- Nurses work long hours already. A typical shift is 12-13 hours long. While most professions can absorb adding a few extra hours in times of crisis to get through, asking nurses to add additional hours means that they’ll work 16 or maybe 20 hour shifts or add days on top of full time hours. Nursing is physically and mentally exhausting under normal circumstances. Layering an emergency operations protocol on top of extremely long hours is extra stressful and exhaustion increases the likelihood of injuries and illnesses. Emotions are also taxing and running high under these types of circumstances, especially when death or desperation is involved. Here’s how you can help: offer the nurses in your life assistance if they are called to give extra. Babysit, run errands, cook them a dinner, take their volunteer hours at their kid’s school…..no offer for help is too small.

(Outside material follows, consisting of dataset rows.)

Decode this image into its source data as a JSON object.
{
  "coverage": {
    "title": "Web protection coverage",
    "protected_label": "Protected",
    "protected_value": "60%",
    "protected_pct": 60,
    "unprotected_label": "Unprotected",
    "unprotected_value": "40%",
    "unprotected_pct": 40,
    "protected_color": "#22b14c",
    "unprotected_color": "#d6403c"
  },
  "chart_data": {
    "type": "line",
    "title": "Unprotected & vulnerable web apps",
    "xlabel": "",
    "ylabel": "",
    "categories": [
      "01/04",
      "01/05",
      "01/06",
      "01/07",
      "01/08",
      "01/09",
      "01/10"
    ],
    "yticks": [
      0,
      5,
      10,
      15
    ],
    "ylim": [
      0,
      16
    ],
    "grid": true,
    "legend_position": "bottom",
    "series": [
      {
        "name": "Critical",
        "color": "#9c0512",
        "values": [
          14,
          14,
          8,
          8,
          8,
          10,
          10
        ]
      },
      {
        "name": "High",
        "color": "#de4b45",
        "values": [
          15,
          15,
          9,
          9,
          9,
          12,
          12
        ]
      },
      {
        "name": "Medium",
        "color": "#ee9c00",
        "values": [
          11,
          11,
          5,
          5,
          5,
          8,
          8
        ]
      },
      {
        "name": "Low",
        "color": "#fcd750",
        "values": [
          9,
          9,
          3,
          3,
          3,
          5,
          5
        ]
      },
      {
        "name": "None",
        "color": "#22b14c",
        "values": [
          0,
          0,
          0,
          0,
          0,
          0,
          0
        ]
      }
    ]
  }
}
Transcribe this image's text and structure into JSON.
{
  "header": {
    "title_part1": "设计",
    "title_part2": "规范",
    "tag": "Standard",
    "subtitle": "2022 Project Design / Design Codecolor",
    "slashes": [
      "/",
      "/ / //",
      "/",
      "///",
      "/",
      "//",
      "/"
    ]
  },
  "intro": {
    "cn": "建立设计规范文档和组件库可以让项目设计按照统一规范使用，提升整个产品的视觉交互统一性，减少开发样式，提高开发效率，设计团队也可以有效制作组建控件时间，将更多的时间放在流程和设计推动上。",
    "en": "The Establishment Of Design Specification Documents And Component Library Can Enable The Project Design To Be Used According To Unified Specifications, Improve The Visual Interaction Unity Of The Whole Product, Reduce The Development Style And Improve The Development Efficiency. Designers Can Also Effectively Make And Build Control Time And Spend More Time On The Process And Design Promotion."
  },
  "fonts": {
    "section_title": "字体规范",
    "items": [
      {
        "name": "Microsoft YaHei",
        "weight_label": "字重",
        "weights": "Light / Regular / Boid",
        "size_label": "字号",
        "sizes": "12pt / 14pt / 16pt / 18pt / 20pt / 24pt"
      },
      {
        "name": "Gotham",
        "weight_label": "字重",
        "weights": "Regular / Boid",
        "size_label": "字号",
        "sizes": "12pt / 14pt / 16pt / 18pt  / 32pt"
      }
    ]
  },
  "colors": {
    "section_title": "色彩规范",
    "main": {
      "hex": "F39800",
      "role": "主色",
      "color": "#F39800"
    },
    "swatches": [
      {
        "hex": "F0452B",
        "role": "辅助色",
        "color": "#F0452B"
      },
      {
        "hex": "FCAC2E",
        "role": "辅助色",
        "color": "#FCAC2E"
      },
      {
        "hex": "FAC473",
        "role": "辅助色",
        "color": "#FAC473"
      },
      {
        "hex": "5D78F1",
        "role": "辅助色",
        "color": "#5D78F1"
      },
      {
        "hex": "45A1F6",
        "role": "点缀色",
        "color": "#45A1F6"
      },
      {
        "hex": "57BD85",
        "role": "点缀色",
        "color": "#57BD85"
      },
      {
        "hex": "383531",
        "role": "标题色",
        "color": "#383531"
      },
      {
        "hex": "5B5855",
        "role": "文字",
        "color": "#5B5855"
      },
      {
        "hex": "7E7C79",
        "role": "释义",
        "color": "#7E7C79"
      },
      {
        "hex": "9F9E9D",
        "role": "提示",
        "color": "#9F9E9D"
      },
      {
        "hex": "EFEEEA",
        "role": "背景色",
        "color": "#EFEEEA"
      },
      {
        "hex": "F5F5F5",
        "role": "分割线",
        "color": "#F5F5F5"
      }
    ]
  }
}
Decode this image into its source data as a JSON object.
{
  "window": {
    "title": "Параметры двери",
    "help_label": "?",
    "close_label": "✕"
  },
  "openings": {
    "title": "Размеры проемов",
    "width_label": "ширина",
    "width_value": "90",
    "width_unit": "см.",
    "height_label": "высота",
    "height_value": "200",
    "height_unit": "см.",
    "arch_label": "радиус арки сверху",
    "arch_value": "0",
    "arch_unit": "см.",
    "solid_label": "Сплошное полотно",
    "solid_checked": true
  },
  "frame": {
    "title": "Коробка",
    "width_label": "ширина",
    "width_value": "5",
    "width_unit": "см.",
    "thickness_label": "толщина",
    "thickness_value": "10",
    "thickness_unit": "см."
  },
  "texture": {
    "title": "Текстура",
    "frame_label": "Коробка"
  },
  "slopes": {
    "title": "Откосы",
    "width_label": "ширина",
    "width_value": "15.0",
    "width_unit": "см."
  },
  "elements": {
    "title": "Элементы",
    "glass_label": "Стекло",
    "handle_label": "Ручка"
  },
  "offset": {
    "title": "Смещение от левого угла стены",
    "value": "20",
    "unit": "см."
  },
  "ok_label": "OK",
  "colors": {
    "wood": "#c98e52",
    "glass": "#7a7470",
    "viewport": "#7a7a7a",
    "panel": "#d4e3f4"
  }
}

- In China, everyone pitched in. Transit workers became fever screeners. Secretaries became public disinfectors. People trained for and did jobs they’ve never done before to stop the transmission. There’s a couple of reasons this model seems unlikely here: the first is that our government doesn’t operate like that. We don’t really force people to do certain jobs (or much of anything) . The second is that unfortunately, as we can see by the very example of the anti-vaccine movement, at least a small portion of the US’ citizens are extremely self centered and operate on an ideal of “I’m not setting myself on fire to keep you warm” (a common phrase uttered to signal that an individual is not willing to take on any risk, no matter how small, to help another)- well, under these scenarios we will get to watch an epic backfire of that logic because we’ve all got to self sacrifice a little to save a portion of our society -the most vulnerable among us. This time, it’s not children I’m talking about, it’s the elderly & chronically ill. Most of us are able to do this, but we need everyone. Quarantine when you’re told to. Volunteer for jobs you never thought you could do. Check on your elderly neighbors. Run errands for the Ill and old so that they don’t have to go out if you’re young, healthy and the virus poses less threat to you. This is the time for selflessness and sacrifice for the greater good. This is not the time to dig in and refuse to help and indulge selfish, fear driven behaviors.
Healthcare professionals in other parts of the world have shown us that we can do this, but it’s going to take a group effort. Stand with your nurses, doctors, aids, techs, and everyone fighting on the front line and do your part.